Volume 13, Issue 5, 2018

1. Globalisation and Its Discontents

- K C Chan

Globalisation, both in production and in the market, has forced a rethink about all aspects of business - jobs, wealth, knowledge, politics and the economy. People and nations have become interdependent and have to adopt an integrated approach, to improve markets, employment, productivity, cooperation and humanity. There is a genuine belief that there is a waterfall effect, where advances in the developed countries have a positive impact on developing countries, but there needs to be more effort to ensure that the arrangements and structure promote win-win-win for the host country, the investor from the home country, and the rest of the world. This makes it possible for the world to become a better place.


2. Learning Organisation Impact on Achieving Competitive Advantage
An Empirical Study in the Public Sector in Jordan

- Mohammed Issa Ala eddin

To achieve and maintain competitive advantage a company has to perform consistently better than its rivals. As the criteria for being ‘better’ keep changing, there must be constant learning, at individual, team, and organisational levels. This paper looks at learning culture and processes, leadership and systems-thinking in relation to competitive advantage, in Jordan. Systems thinking takes learning to new levels as it looks at interrelationships within the system, so that the bigger picture becomes more visible. Problems are seen in their context rather than as events separate from the whole, and useful learning is more likely to arise and embed itself in the organisation, which makes it a learning organisation.

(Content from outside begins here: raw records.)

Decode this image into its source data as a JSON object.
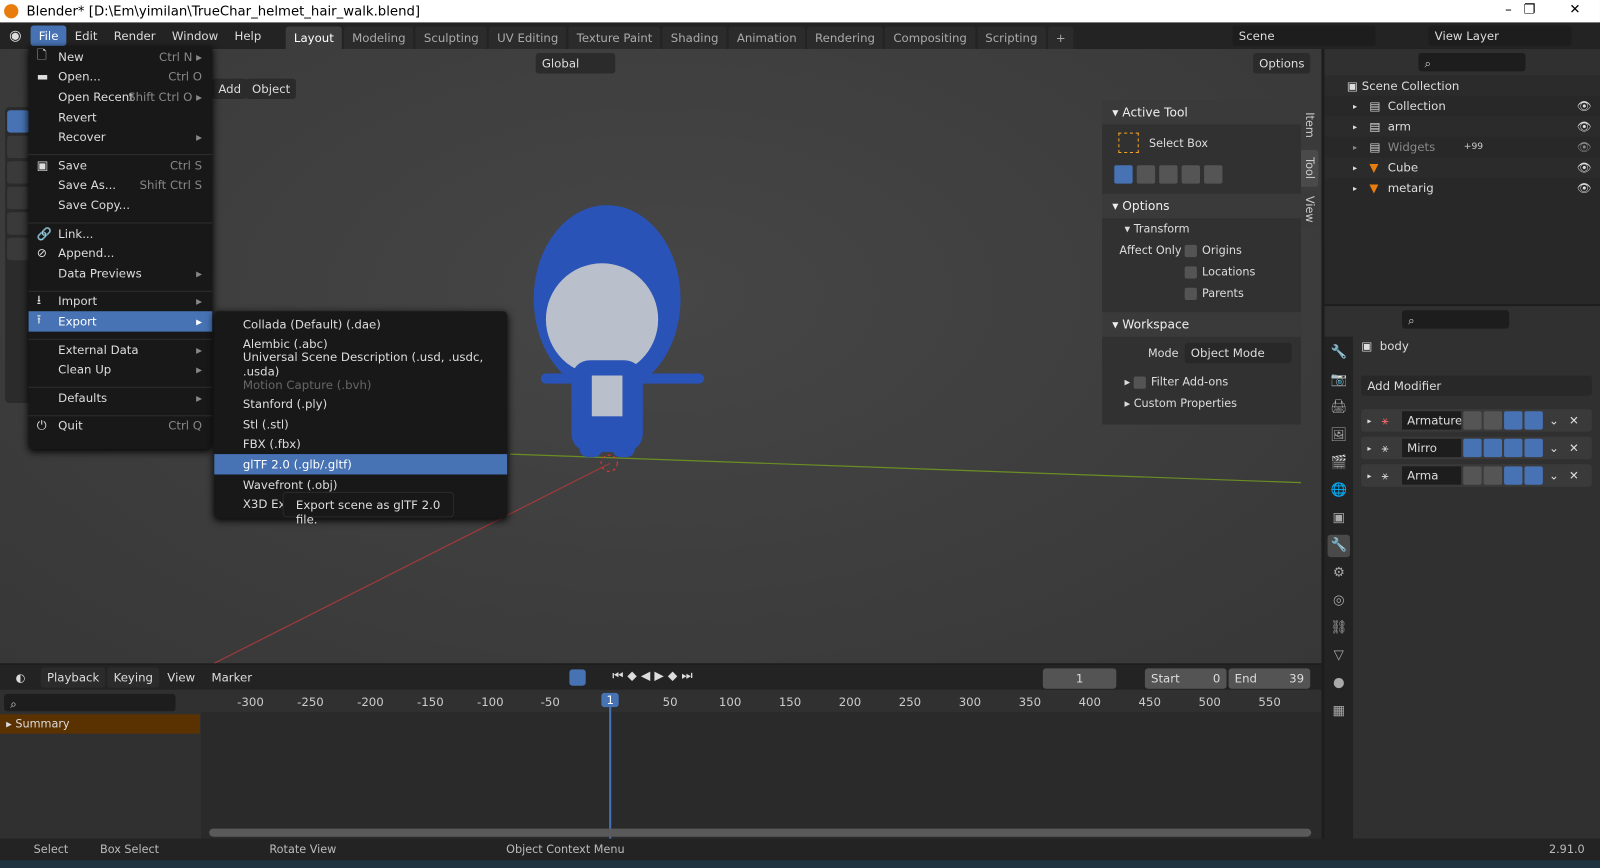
{
  "window": {
    "title": "Blender* [D:\\Em\\yimilan\\TrueChar_helmet_hair_walk.blend]",
    "controls": [
      "–",
      "❐",
      "✕"
    ]
  },
  "menubar": {
    "items": [
      "File",
      "Edit",
      "Render",
      "Window",
      "Help"
    ]
  },
  "workspaces": {
    "tabs": [
      "Layout",
      "Modeling",
      "Sculpting",
      "UV Editing",
      "Texture Paint",
      "Shading",
      "Animation",
      "Rendering",
      "Compositing",
      "Scripting",
      "+"
    ],
    "active": "Layout"
  },
  "scene": {
    "name": "Scene",
    "view_layer": "View Layer"
  },
  "viewport": {
    "add": "Add",
    "object": "Object",
    "orientation": "Global",
    "options": "Options"
  },
  "npanel": {
    "active_tool_title": "Active Tool",
    "tool_name": "Select Box",
    "options_title": "Options",
    "transform_title": "Transform",
    "affect_only": "Affect Only",
    "affect": [
      "Origins",
      "Locations",
      "Parents"
    ],
    "workspace_title": "Workspace",
    "mode_label": "Mode",
    "mode_value": "Object Mode",
    "filter_addons": "Filter Add-ons",
    "custom_props": "Custom Properties",
    "tabs": [
      "Item",
      "Tool",
      "View"
    ]
  },
  "outliner": {
    "root": "Scene Collection",
    "rows": [
      {
        "name": "Collection",
        "dim": false
      },
      {
        "name": "arm",
        "dim": false
      },
      {
        "name": "Widgets",
        "dim": true,
        "badge": "+99"
      },
      {
        "name": "Cube",
        "dim": false
      },
      {
        "name": "metarig",
        "dim": false
      }
    ]
  },
  "properties": {
    "object": "body",
    "add_modifier": "Add Modifier",
    "modifiers": [
      "Armature",
      "Mirro",
      "Arma"
    ]
  },
  "file_menu": {
    "items": [
      {
        "label": "New",
        "shortcut": "Ctrl N ▸",
        "icon": "🗋"
      },
      {
        "label": "Open...",
        "shortcut": "Ctrl O",
        "icon": "▬"
      },
      {
        "label": "Open Recent",
        "shortcut": "Shift Ctrl O ▸",
        "icon": ""
      },
      {
        "label": "Revert",
        "shortcut": "",
        "icon": ""
      },
      {
        "label": "Recover",
        "shortcut": "▸",
        "icon": ""
      },
      {
        "sep": true
      },
      {
        "label": "Save",
        "shortcut": "Ctrl S",
        "icon": "▣"
      },
      {
        "label": "Save As...",
        "shortcut": "Shift Ctrl S",
        "icon": ""
      },
      {
        "label": "Save Copy...",
        "shortcut": "",
        "icon": ""
      },
      {
        "sep": true
      },
      {
        "label": "Link...",
        "shortcut": "",
        "icon": "🔗"
      },
      {
        "label": "Append...",
        "shortcut": "",
        "icon": "⊘"
      },
      {
        "label": "Data Previews",
        "shortcut": "▸",
        "icon": ""
      },
      {
        "sep": true
      },
      {
        "label": "Import",
        "shortcut": "▸",
        "icon": "⭳"
      },
      {
        "label": "Export",
        "shortcut": "▸",
        "icon": "⭱",
        "highlight": true
      },
      {
        "sep": true
      },
      {
        "label": "External Data",
        "shortcut": "▸",
        "icon": ""
      },
      {
        "label": "Clean Up",
        "shortcut": "▸",
        "icon": ""
      },
      {
        "sep": true
      },
      {
        "label": "Defaults",
        "shortcut": "▸",
        "icon": ""
      },
      {
        "sep": true
      },
      {
        "label": "Quit",
        "shortcut": "Ctrl Q",
        "icon": "⏻"
      }
    ]
  },
  "export_menu": {
    "items": [
      {
        "label": "Collada (Default) (.dae)"
      },
      {
        "label": "Alembic (.abc)"
      },
      {
        "label": "Universal Scene Description (.usd, .usdc, .usda)"
      },
      {
        "label": "Motion Capture (.bvh)",
        "disabled": true
      },
      {
        "label": "Stanford (.ply)"
      },
      {
        "label": "Stl (.stl)"
      },
      {
        "label": "FBX (.fbx)"
      },
      {
        "label": "glTF 2.0 (.glb/.gltf)",
        "highlight": true
      },
      {
        "label": "Wavefront (.obj)"
      },
      {
        "label": "X3D Ext"
      }
    ]
  },
  "tooltip": "Export scene as glTF 2.0 file.",
  "timeline": {
    "menus": [
      "Playback",
      "Keying",
      "View",
      "Marker"
    ],
    "current_frame": "1",
    "start_label": "Start",
    "start": "0",
    "end_label": "End",
    "end": "39",
    "ticks": [
      "-300",
      "-250",
      "-200",
      "-150",
      "-100",
      "-50",
      "1",
      "50",
      "100",
      "150",
      "200",
      "250",
      "300",
      "350",
      "400",
      "450",
      "500",
      "550"
    ],
    "summary": "Summary"
  },
  "status": {
    "items": [
      "Select",
      "Box Select",
      "Rotate View",
      "Object Context Menu"
    ],
    "version": "2.91.0"
  },
  "colors": {
    "accent": "#4772b3",
    "orange": "#e87d0d",
    "green": "#27b08a"
  }
}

3.Creative Problem-Solving

- Mike Bagshaw

This is a reflective piece by Mike Bagshaw, who has recently retired after a long career in enhancing work and relationships in innumerable situations. Different though those situations have been, even at the best of times, there are inevitably problems, and a need to solve them, preferably not in ways that have been tried before and have not brought a lasting solution. It may be tempting at times of difficulty to avoid deep thought and knee-jerk to the old ways, but there are many other ways, and a creative approach will help to find them. This paper suggests ways to be creative, and how to encourage creativity in the organisation. Important ingredients are emotional intelligence to understand the self and others, and strong collaboration.


4. What is your conflict style?

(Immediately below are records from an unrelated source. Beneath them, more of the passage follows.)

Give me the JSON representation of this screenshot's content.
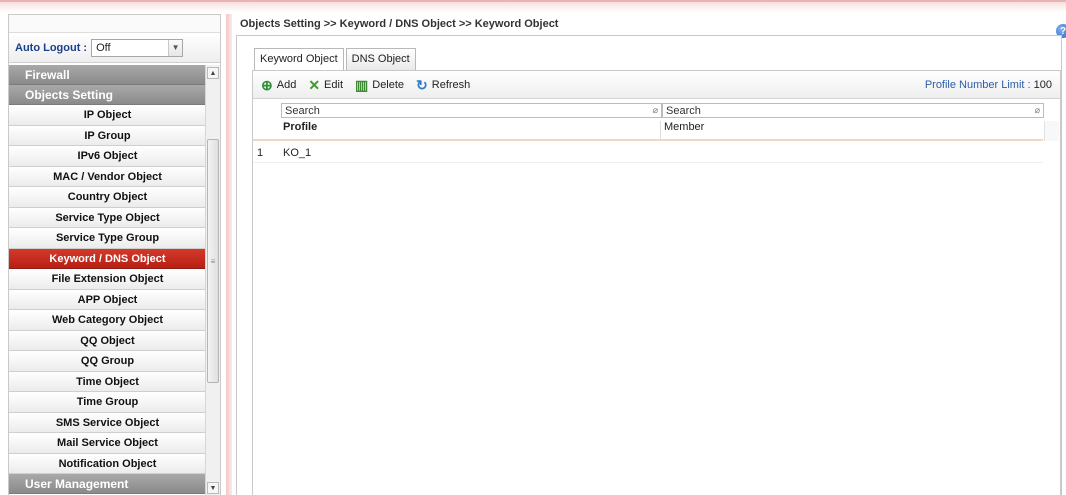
{
  "breadcrumb": "Objects Setting >> Keyword / DNS Object >> Keyword Object",
  "sidebar": {
    "auto_logout_label": "Auto Logout :",
    "auto_logout_value": "Off",
    "groups": {
      "firewall": "Firewall",
      "objects_setting": "Objects Setting",
      "user_management": "User Management"
    },
    "items": [
      "IP Object",
      "IP Group",
      "IPv6 Object",
      "MAC / Vendor Object",
      "Country Object",
      "Service Type Object",
      "Service Type Group",
      "Keyword / DNS Object",
      "File Extension Object",
      "APP Object",
      "Web Category Object",
      "QQ Object",
      "QQ Group",
      "Time Object",
      "Time Group",
      "SMS Service Object",
      "Mail Service Object",
      "Notification Object"
    ],
    "active_item": "Keyword / DNS Object"
  },
  "tabs": [
    "Keyword Object",
    "DNS Object"
  ],
  "toolbar": {
    "add": "Add",
    "edit": "Edit",
    "delete": "Delete",
    "refresh": "Refresh",
    "limit_label": "Profile Number Limit :",
    "limit_value": "100"
  },
  "table": {
    "search_placeholder_profile": "Search",
    "search_placeholder_member": "Search",
    "columns": [
      "Profile",
      "Member"
    ],
    "rows": [
      {
        "index": "1",
        "profile": "KO_1",
        "member": ""
      }
    ]
  },
  "colors": {
    "active_menu": "#c62a1e",
    "group_header": "#9a9a9a",
    "link_blue": "#2c5ea8"
  }
}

- An IJPM publication

The word 'conflict' has an overtone of hostility, but it does not necessarily follow that the two go together. If nobody had different ideas from anybody else, there would be permanent stasis. It might be better to talk about 'contrast' of views, to indicate that there are many aspects to any situation, and it is good to explore these to get quality decisions. This questionnaire is based on Kilman’s five conflict styles – competing, collaborating, compromising, accommodating, and avoiding. None of these applies to every situation, and all are right in some situations. The questionnaire can help you to think about your own conflict styles and whether this is the most helpful way to approach conflict. It is not a diagnostic tool, but a starting point for discussion.